They can eat up to 150 kg of vegetation per day, which requires them to forage for food in a variety of environments, from dry savannas to dense forests. Elephants are known to eat over 100 different plant species, including grasses, fruits, roots, and bark.
How do elephants communicate with each other?
Elephants communicate with each other through a variety of means, including vocalizations, visual cues, and physical touch.
They use a range of vocalizations, such as trumpets, rumbles, and barks, to communicate with each other over long distances. They also use visual cues, such as ear flapping and trunk-to-trunk touching, to communicate in close proximity.
Are there any specific behaviors that elephants exhibit?
Yes, elephants exhibit a variety of behaviors that are specific to their species. Some of these behaviors include:

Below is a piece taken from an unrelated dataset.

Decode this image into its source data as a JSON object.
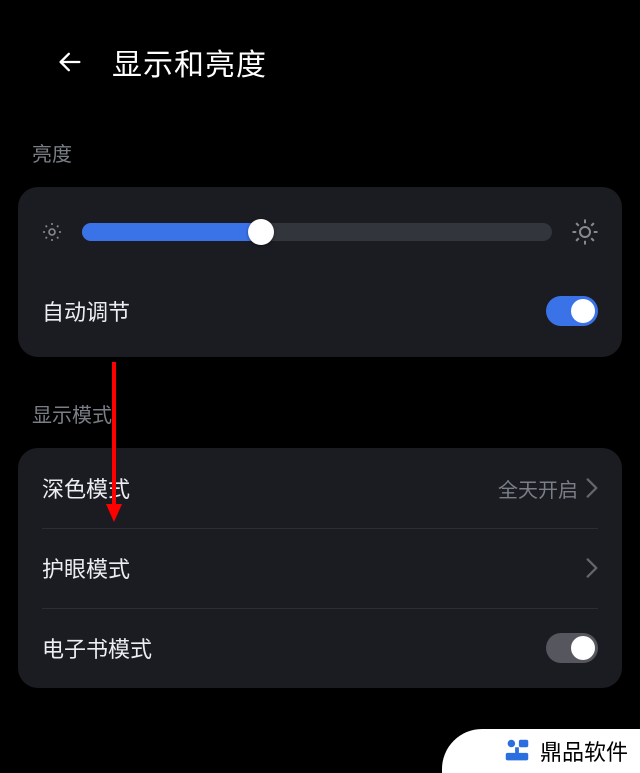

- Dust bathing: Elephants will roll in dust or mud to protect their skin from the sun and insects.
- Trunk-to-trunk greeting: When elephants meet, they will often touch trunks as a form of greeting.
- Grief and mourning: Elephants have been observed mourning the loss of a family member, often staying near the body of the deceased and showing signs of distress.
- Problem-solving: Elephants have been observed using tools to solve problems, such as using sticks to reach food or using rocks to crack open nuts.
Do elephants have any natural predators?
Adult elephants have few natural predators, as their size and strength make them difficult to hunt. However, young elephants and elephant calves are vulnerable to attacks from predators such as lions, crocodiles, and hyenas.
Humans are also a significant threat to elephant populations through hunting and habitat destruction.